In the case of John Taylor, missionary to Siam (Thailand), one of the key events to his “success” was the death of his wife.
Taylor was raised a Congregationalist, becoming a Baptist while studying for the ministry. In 1828 he was baptized and joined the Federal Street Baptist Church in Boston. On this day two years later (July 14, 1830) he was married to Eliza Grew, and within a year they were on their way to Burma as missionaries.
While in Burma, Brother Taylor became proficient in preaching Christ crucified in both the Burman and Taling languages. He was especially drawn to the Taling people and eventually moved to Siam to minister to them more directly. In 1843 he completed the Taling New Testament which compared favorably to Carey’s Indian Bible and the Marshman/Judson version in Burmese. But the catalyst which brought the Talings to read the Bible was the death of Mrs. Taylor.
During his last visit to New York, Jones was quoted as saying – “There is one thing which distinguishes Christianity from every false religion. It is the only religion that can take away the fear of death.
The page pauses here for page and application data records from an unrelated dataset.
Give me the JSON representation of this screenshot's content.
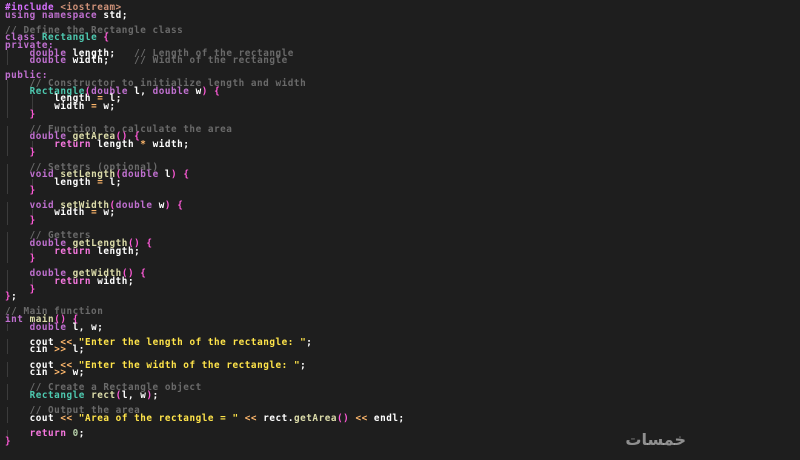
{
  "editor": {
    "colors": {
      "background": "#1e1e1e",
      "pre": "#d870ff",
      "inc": "#ce9178",
      "kw": "#c070d0",
      "kwd": "#f878e0",
      "ty": "#4ec9b0",
      "fn": "#dcdcaa",
      "id": "#ffffff",
      "str": "#ffe44a",
      "num": "#b5cea8",
      "cm": "#6a6a6a",
      "br": "#ff5ad8",
      "op": "#ffb86c",
      "pun": "#ffffff"
    },
    "lines": [
      [
        [
          "pre",
          "#include "
        ],
        [
          "inc",
          "<iostream>"
        ]
      ],
      [
        [
          "kw",
          "using namespace "
        ],
        [
          "id",
          "std"
        ],
        [
          "pun",
          ";"
        ]
      ],
      [],
      [
        [
          "cm",
          "// Define the Rectangle class"
        ]
      ],
      [
        [
          "kw",
          "class "
        ],
        [
          "ty",
          "Rectangle "
        ],
        [
          "br",
          "{"
        ]
      ],
      [
        [
          "kw",
          "private:"
        ]
      ],
      [
        [
          "pun",
          "    "
        ],
        [
          "kw",
          "double "
        ],
        [
          "id",
          "length"
        ],
        [
          "pun",
          ";   "
        ],
        [
          "cm",
          "// Length of the rectangle"
        ]
      ],
      [
        [
          "pun",
          "    "
        ],
        [
          "kw",
          "double "
        ],
        [
          "id",
          "width"
        ],
        [
          "pun",
          ";    "
        ],
        [
          "cm",
          "// Width of the rectangle"
        ]
      ],
      [],
      [
        [
          "kw",
          "public:"
        ]
      ],
      [
        [
          "pun",
          "    "
        ],
        [
          "cm",
          "// Constructor to initialize length and width"
        ]
      ],
      [
        [
          "pun",
          "    "
        ],
        [
          "ty",
          "Rectangle"
        ],
        [
          "br",
          "("
        ],
        [
          "kw",
          "double "
        ],
        [
          "id",
          "l"
        ],
        [
          "pun",
          ", "
        ],
        [
          "kw",
          "double "
        ],
        [
          "id",
          "w"
        ],
        [
          "br",
          ")"
        ],
        [
          "pun",
          " "
        ],
        [
          "br",
          "{"
        ]
      ],
      [
        [
          "pun",
          "        "
        ],
        [
          "id",
          "length "
        ],
        [
          "op",
          "="
        ],
        [
          "pun",
          " "
        ],
        [
          "id",
          "l"
        ],
        [
          "pun",
          ";"
        ]
      ],
      [
        [
          "pun",
          "        "
        ],
        [
          "id",
          "width "
        ],
        [
          "op",
          "="
        ],
        [
          "pun",
          " "
        ],
        [
          "id",
          "w"
        ],
        [
          "pun",
          ";"
        ]
      ],
      [
        [
          "pun",
          "    "
        ],
        [
          "br",
          "}"
        ]
      ],
      [],
      [
        [
          "pun",
          "    "
        ],
        [
          "cm",
          "// Function to calculate the area"
        ]
      ],
      [
        [
          "pun",
          "    "
        ],
        [
          "kw",
          "double "
        ],
        [
          "fn",
          "getArea"
        ],
        [
          "br",
          "()"
        ],
        [
          "pun",
          " "
        ],
        [
          "br",
          "{"
        ]
      ],
      [
        [
          "pun",
          "        "
        ],
        [
          "kwd",
          "return "
        ],
        [
          "id",
          "length "
        ],
        [
          "op",
          "*"
        ],
        [
          "pun",
          " "
        ],
        [
          "id",
          "width"
        ],
        [
          "pun",
          ";"
        ]
      ],
      [
        [
          "pun",
          "    "
        ],
        [
          "br",
          "}"
        ]
      ],
      [],
      [
        [
          "pun",
          "    "
        ],
        [
          "cm",
          "// Setters (optional)"
        ]
      ],
      [
        [
          "pun",
          "    "
        ],
        [
          "kw",
          "void "
        ],
        [
          "fn",
          "setLength"
        ],
        [
          "br",
          "("
        ],
        [
          "kw",
          "double "
        ],
        [
          "id",
          "l"
        ],
        [
          "br",
          ")"
        ],
        [
          "pun",
          " "
        ],
        [
          "br",
          "{"
        ]
      ],
      [
        [
          "pun",
          "        "
        ],
        [
          "id",
          "length "
        ],
        [
          "op",
          "="
        ],
        [
          "pun",
          " "
        ],
        [
          "id",
          "l"
        ],
        [
          "pun",
          ";"
        ]
      ],
      [
        [
          "pun",
          "    "
        ],
        [
          "br",
          "}"
        ]
      ],
      [],
      [
        [
          "pun",
          "    "
        ],
        [
          "kw",
          "void "
        ],
        [
          "fn",
          "setWidth"
        ],
        [
          "br",
          "("
        ],
        [
          "kw",
          "double "
        ],
        [
          "id",
          "w"
        ],
        [
          "br",
          ")"
        ],
        [
          "pun",
          " "
        ],
        [
          "br",
          "{"
        ]
      ],
      [
        [
          "pun",
          "        "
        ],
        [
          "id",
          "width "
        ],
        [
          "op",
          "="
        ],
        [
          "pun",
          " "
        ],
        [
          "id",
          "w"
        ],
        [
          "pun",
          ";"
        ]
      ],
      [
        [
          "pun",
          "    "
        ],
        [
          "br",
          "}"
        ]
      ],
      [],
      [
        [
          "pun",
          "    "
        ],
        [
          "cm",
          "// Getters"
        ]
      ],
      [
        [
          "pun",
          "    "
        ],
        [
          "kw",
          "double "
        ],
        [
          "fn",
          "getLength"
        ],
        [
          "br",
          "()"
        ],
        [
          "pun",
          " "
        ],
        [
          "br",
          "{"
        ]
      ],
      [
        [
          "pun",
          "        "
        ],
        [
          "kwd",
          "return "
        ],
        [
          "id",
          "length"
        ],
        [
          "pun",
          ";"
        ]
      ],
      [
        [
          "pun",
          "    "
        ],
        [
          "br",
          "}"
        ]
      ],
      [],
      [
        [
          "pun",
          "    "
        ],
        [
          "kw",
          "double "
        ],
        [
          "fn",
          "getWidth"
        ],
        [
          "br",
          "()"
        ],
        [
          "pun",
          " "
        ],
        [
          "br",
          "{"
        ]
      ],
      [
        [
          "pun",
          "        "
        ],
        [
          "kwd",
          "return "
        ],
        [
          "id",
          "width"
        ],
        [
          "pun",
          ";"
        ]
      ],
      [
        [
          "pun",
          "    "
        ],
        [
          "br",
          "}"
        ]
      ],
      [
        [
          "br",
          "}"
        ],
        [
          "pun",
          ";"
        ]
      ],
      [],
      [
        [
          "cm",
          "// Main function"
        ]
      ],
      [
        [
          "kw",
          "int "
        ],
        [
          "fn",
          "main"
        ],
        [
          "br",
          "()"
        ],
        [
          "pun",
          " "
        ],
        [
          "br",
          "{"
        ]
      ],
      [
        [
          "pun",
          "    "
        ],
        [
          "kw",
          "double "
        ],
        [
          "id",
          "l"
        ],
        [
          "pun",
          ", "
        ],
        [
          "id",
          "w"
        ],
        [
          "pun",
          ";"
        ]
      ],
      [],
      [
        [
          "pun",
          "    "
        ],
        [
          "id",
          "cout "
        ],
        [
          "op",
          "<<"
        ],
        [
          "pun",
          " "
        ],
        [
          "str",
          "\"Enter the length of the rectangle: \""
        ],
        [
          "pun",
          ";"
        ]
      ],
      [
        [
          "pun",
          "    "
        ],
        [
          "id",
          "cin "
        ],
        [
          "op",
          ">>"
        ],
        [
          "pun",
          " "
        ],
        [
          "id",
          "l"
        ],
        [
          "pun",
          ";"
        ]
      ],
      [],
      [
        [
          "pun",
          "    "
        ],
        [
          "id",
          "cout "
        ],
        [
          "op",
          "<<"
        ],
        [
          "pun",
          " "
        ],
        [
          "str",
          "\"Enter the width of the rectangle: \""
        ],
        [
          "pun",
          ";"
        ]
      ],
      [
        [
          "pun",
          "    "
        ],
        [
          "id",
          "cin "
        ],
        [
          "op",
          ">>"
        ],
        [
          "pun",
          " "
        ],
        [
          "id",
          "w"
        ],
        [
          "pun",
          ";"
        ]
      ],
      [],
      [
        [
          "pun",
          "    "
        ],
        [
          "cm",
          "// Create a Rectangle object"
        ]
      ],
      [
        [
          "pun",
          "    "
        ],
        [
          "ty",
          "Rectangle "
        ],
        [
          "fn",
          "rect"
        ],
        [
          "br",
          "("
        ],
        [
          "id",
          "l"
        ],
        [
          "pun",
          ", "
        ],
        [
          "id",
          "w"
        ],
        [
          "br",
          ")"
        ],
        [
          "pun",
          ";"
        ]
      ],
      [],
      [
        [
          "pun",
          "    "
        ],
        [
          "cm",
          "// Output the area"
        ]
      ],
      [
        [
          "pun",
          "    "
        ],
        [
          "id",
          "cout "
        ],
        [
          "op",
          "<<"
        ],
        [
          "pun",
          " "
        ],
        [
          "str",
          "\"Area of the rectangle = \""
        ],
        [
          "pun",
          " "
        ],
        [
          "op",
          "<<"
        ],
        [
          "pun",
          " "
        ],
        [
          "id",
          "rect"
        ],
        [
          "pun",
          "."
        ],
        [
          "fn",
          "getArea"
        ],
        [
          "br",
          "()"
        ],
        [
          "pun",
          " "
        ],
        [
          "op",
          "<<"
        ],
        [
          "pun",
          " "
        ],
        [
          "id",
          "endl"
        ],
        [
          "pun",
          ";"
        ]
      ],
      [],
      [
        [
          "pun",
          "    "
        ],
        [
          "kwd",
          "return "
        ],
        [
          "num",
          "0"
        ],
        [
          "pun",
          ";"
        ]
      ],
      [
        [
          "br",
          "}"
        ]
      ]
    ]
  },
  "watermark": {
    "text": "خمسات",
    "icon": "khamsat-logo-icon"
  }
}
I never knew a dying heathen in Siam, or anywhere else, that was not afraid, terribly afraid of death. And there was nothing that struck the Siamese people with greater astonishment than a remark that my dear departed wife made, in Siamese, to her native nurse, shortly before her death: ‘I am not afraid to die.’ For weeks after her death, the Siamese people would come to me, as though incredulous that such a thing could be, and ask. ‘Teacher, it is really true that a person had died and was not afraid to die? Can it be possible?’ And when assured that it was even so, they would say, ‘Wonderful, wonderful, that a person should die and not be afraid.’”
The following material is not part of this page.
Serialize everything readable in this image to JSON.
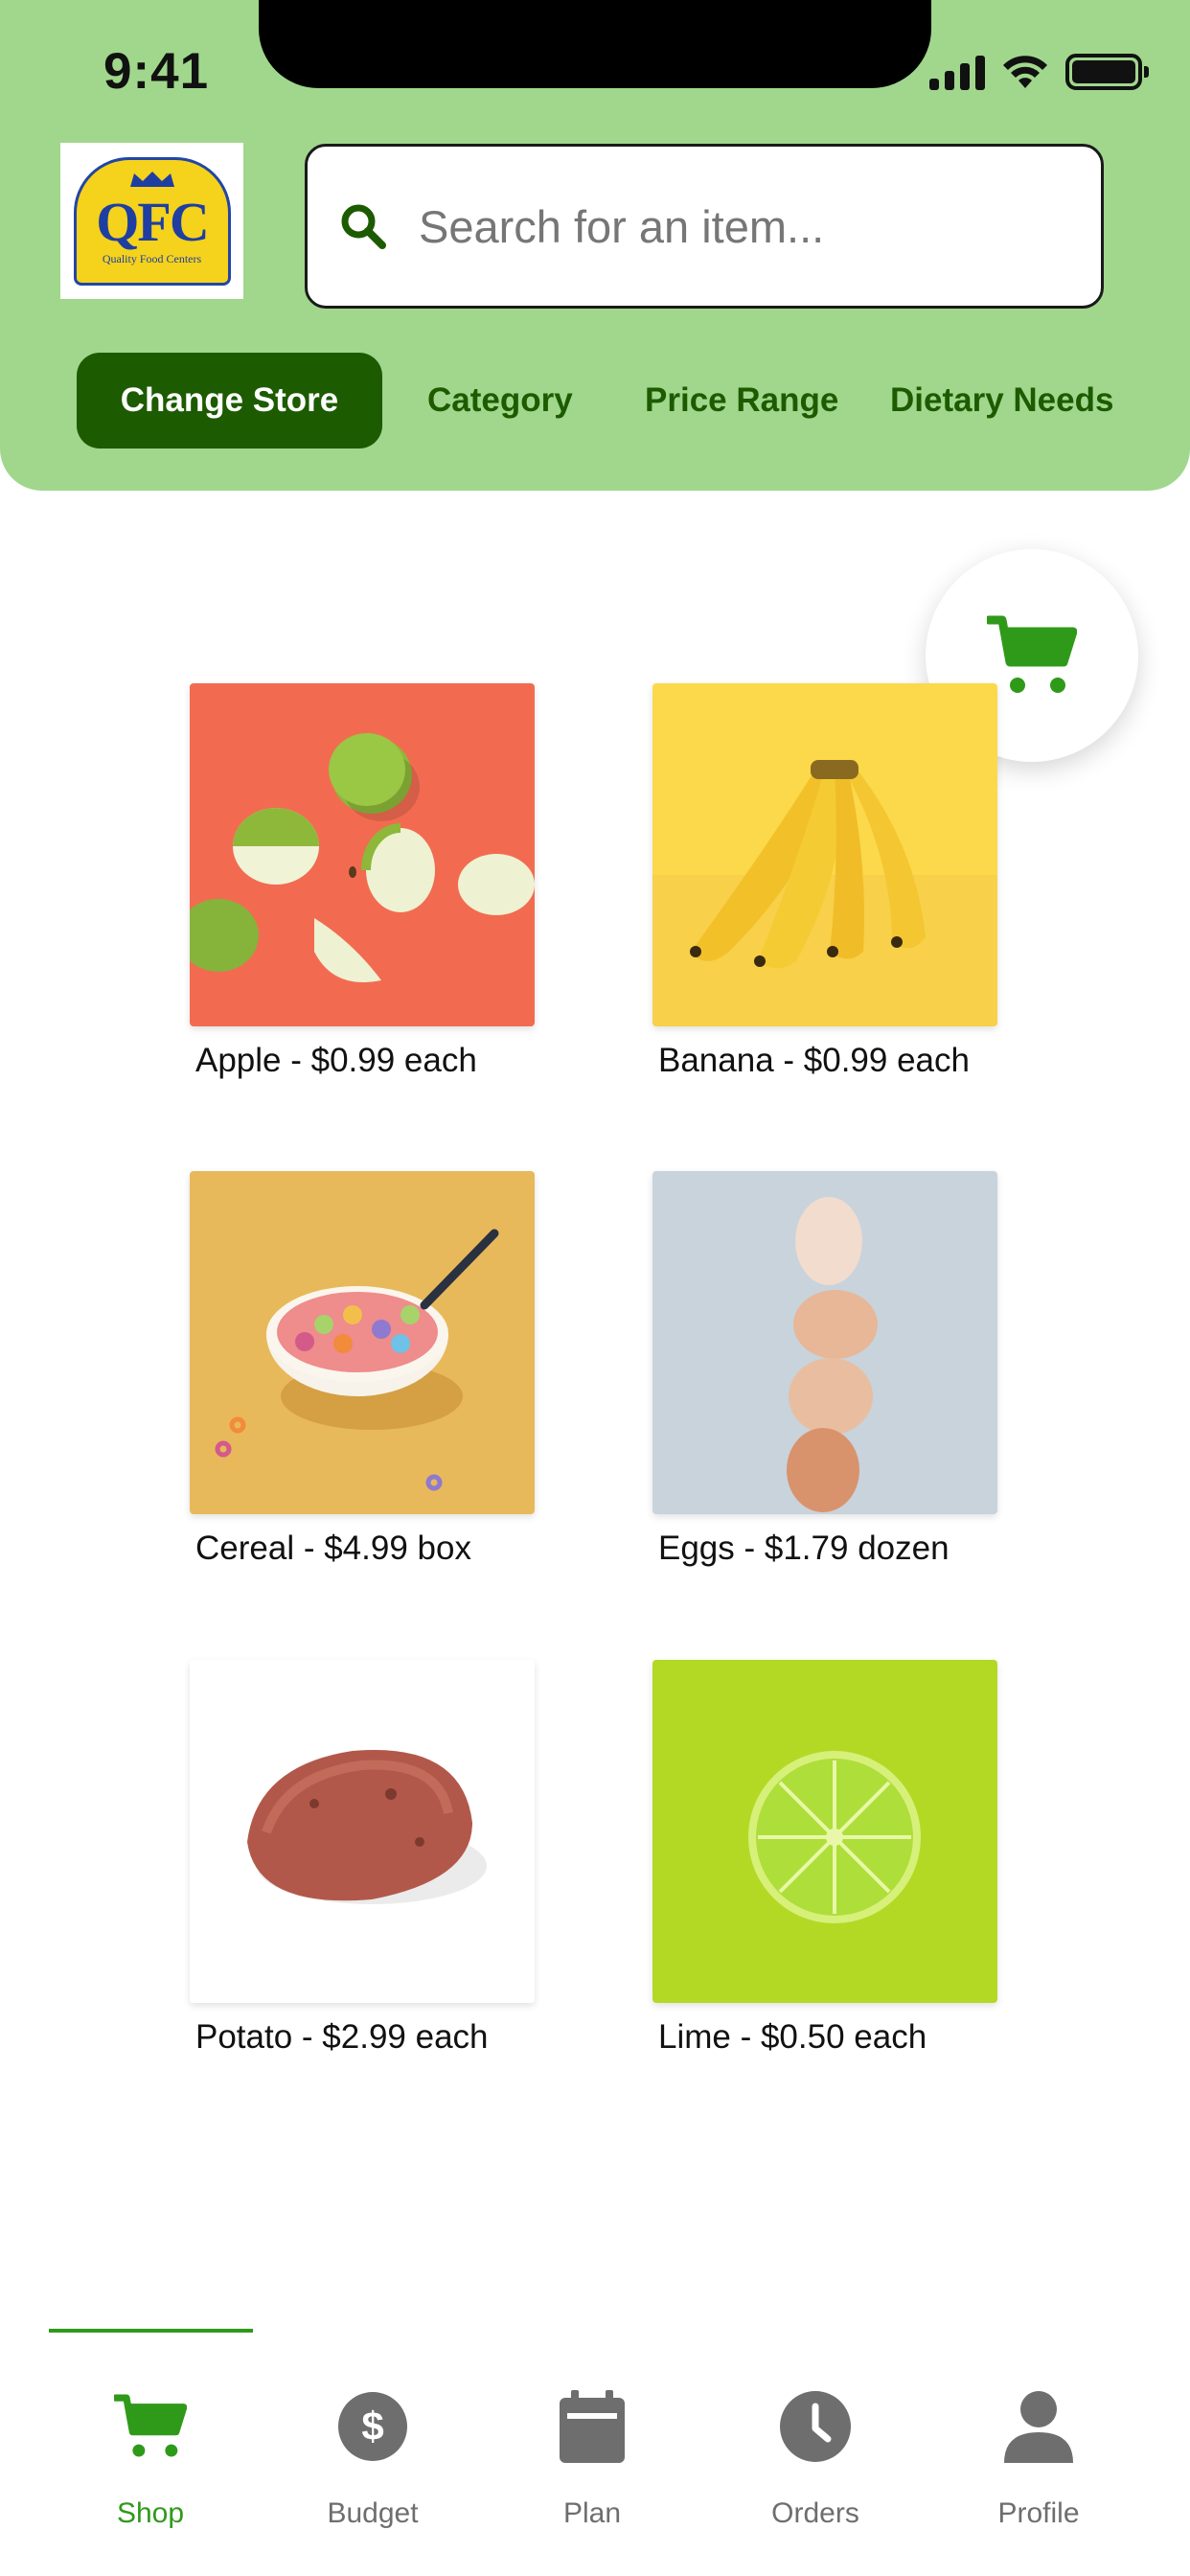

The infinitely holy Son of God, took death upon himself, dying in the place of those He chose to save, leaving us with no reason to fear death ourselves.